On March 29, 1829, Father de Mazenod asked Father Courtès to “to undertake to write down a short biography of our Fr. Arnoux, not in an oratorical but in an historical style; the smallest details are of interest in view of edifying the family.” (Letters to the Oblates of France, 1826-1830 Oblate Writings vol. 7, no. 326, p. 178) The superior of Aix obeyed, but in his own way. He wrote a 58 page obituary, but he did the opposite of what the Founder had asked of him. He wrote in the “grand oratorical style,” with very few historical details. He wrote a treatise on the religious as obedient, poor and chaste and on the greatness of the priesthood, but with few precise details about the life of Father Arnoux. However, let us turn our attention to this paragraph of the obituary: “Indeed, without knowing it, he influenced all his confreres by a powerful edification, the likes of which are few and far between. When we were in the presence of the young saint, it was impossible to escape the influence of his virtues, not to become more attentive and fervent in prayer, more recollected in chapel and during the celebration to Holy Mass, more mortified at meals, more religious in observing silence and all the preions of the Rule, in a word, more interior and more enthusiastic for everything that had to do with the service of God and the perfection of the spiritual life. Let us call to mind once again the fine testimony offered to Father Arnoux by one of his confreres: ”We used to call him the Saint. When we came into his presence, we felt obliged to speak of the things of God. We felt that talking about anything else would have been out of place.”
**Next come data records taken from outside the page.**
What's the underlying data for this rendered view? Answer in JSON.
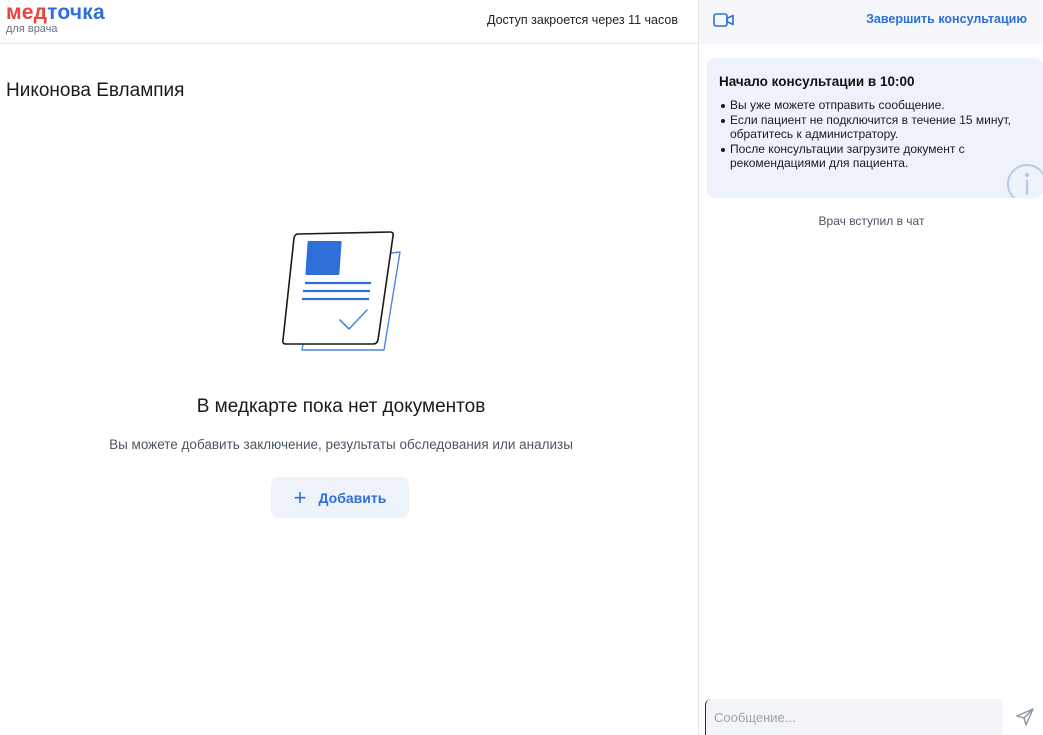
{
  "logo": {
    "part1": "мед",
    "part2": "точка",
    "subtitle": "для врача"
  },
  "topbar": {
    "access_notice": "Доступ закроется через 11 часов"
  },
  "patient": {
    "name": "Никонова Евлампия"
  },
  "documents": {
    "illustration_icon": "document-check-icon",
    "empty_title": "В медкарте пока нет документов",
    "empty_subtitle": "Вы можете добавить заключение, результаты обследования или анализы",
    "add_button_label": "Добавить",
    "add_button_icon": "plus-icon"
  },
  "chat": {
    "video_icon": "video-camera-icon",
    "finish_button_label": "Завершить консультацию",
    "info_card": {
      "title": "Начало консультации в 10:00",
      "items": [
        "Вы уже можете отправить сообщение.",
        "Если пациент не подключится в течение 15 минут, обратитесь к администратору.",
        "После консультации загрузите документ с рекомендациями для пациента."
      ],
      "icon": "info-icon"
    },
    "system_message": "Врач вступил в чат",
    "composer": {
      "placeholder": "Сообщение...",
      "value": ""
    },
    "send_icon": "send-icon"
  },
  "colors": {
    "brand_red": "#e8453c",
    "brand_blue": "#2e6fd8",
    "panel_bg": "#f5f7fb",
    "info_bg": "#eef3fb"
  }
}
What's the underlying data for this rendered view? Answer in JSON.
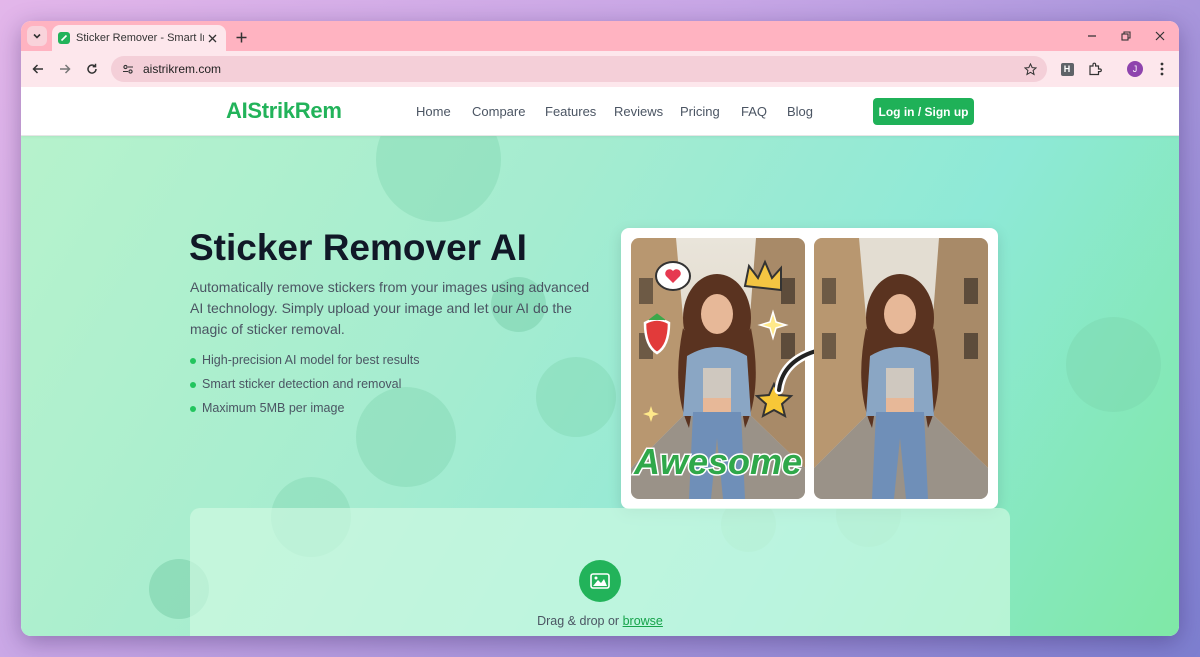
{
  "browser": {
    "tab_title": "Sticker Remover - Smart Image",
    "url": "aistrikrem.com",
    "extension_label": "H",
    "profile_initial": "J"
  },
  "site": {
    "logo": "AIStrikRem",
    "nav": [
      "Home",
      "Compare",
      "Features",
      "Reviews",
      "Pricing",
      "FAQ",
      "Blog"
    ],
    "login_label": "Log in / Sign up"
  },
  "hero": {
    "title": "Sticker Remover AI",
    "description": "Automatically remove stickers from your images using advanced AI technology. Simply upload your image and let our AI do the magic of sticker removal.",
    "features": [
      "High-precision AI model for best results",
      "Smart sticker detection and removal",
      "Maximum 5MB per image"
    ],
    "sticker_word": "Awesome"
  },
  "upload": {
    "text": "Drag & drop or",
    "browse": "browse"
  },
  "colors": {
    "brand": "#22b35a",
    "tab_strip": "#ffb3c1"
  }
}
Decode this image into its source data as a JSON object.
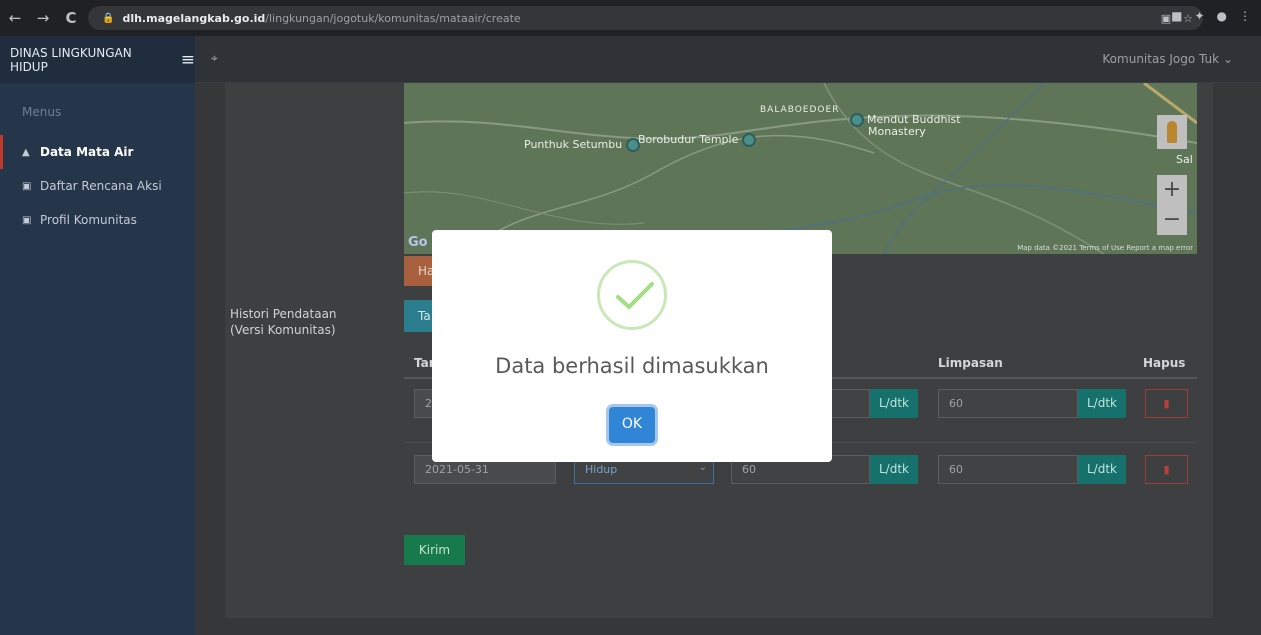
{
  "browser": {
    "url_host": "dlh.magelangkab.go.id",
    "url_path": "/lingkungan/jogotuk/komunitas/mataair/create",
    "back_icon": "back-arrow-icon",
    "forward_icon": "forward-arrow-icon",
    "reload_icon": "reload-icon",
    "nav_back": "←",
    "nav_forward": "→",
    "nav_reload": "C"
  },
  "sidebar": {
    "brand": "DINAS LINGKUNGAN HIDUP",
    "menus_label": "Menus",
    "items": [
      {
        "label": "Data Mata Air",
        "icon": "water-drop-icon"
      },
      {
        "label": "Daftar Rencana Aksi",
        "icon": "group-icon"
      },
      {
        "label": "Profil Komunitas",
        "icon": "group-icon"
      }
    ]
  },
  "topbar": {
    "user": "Komunitas Jogo Tuk",
    "user_caret": "⌄"
  },
  "map": {
    "labels": {
      "balaboedoer": "BALABOEDOER",
      "mendut": "Mendut Buddhist",
      "mendut2": "Monastery",
      "punthuk": "Punthuk Setumbu",
      "borobudur": "Borobudur Temple",
      "sal": "Sal"
    },
    "google": "Go",
    "footer": "Map data ©2021   Terms of Use   Report a map error",
    "zoom_in": "+",
    "zoom_out": "−"
  },
  "form": {
    "histori_label_line1": "Histori Pendataan",
    "histori_label_line2": "(Versi Komunitas)",
    "orange_btn_fragment": "Ha",
    "teal_btn_fragment": "Ta",
    "columns": {
      "tanggal_fragment": "Tan",
      "limpasan": "Limpasan",
      "hapus": "Hapus"
    },
    "rows": [
      {
        "date": "2",
        "status": "",
        "debit": "",
        "unit1": "L/dtk",
        "limpasan": "60",
        "unit2": "L/dtk"
      },
      {
        "date": "2021-05-31",
        "status": "Hidup",
        "debit": "60",
        "unit1": "L/dtk",
        "limpasan": "60",
        "unit2": "L/dtk"
      }
    ],
    "submit": "Kirim"
  },
  "modal": {
    "title": "Data berhasil dimasukkan",
    "ok": "OK"
  }
}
The remains of Father Victor Arnoux were laid to rest in the vault of the Oblates in the cemetery at Aix.
Yvon Beaudoin, o.m.i.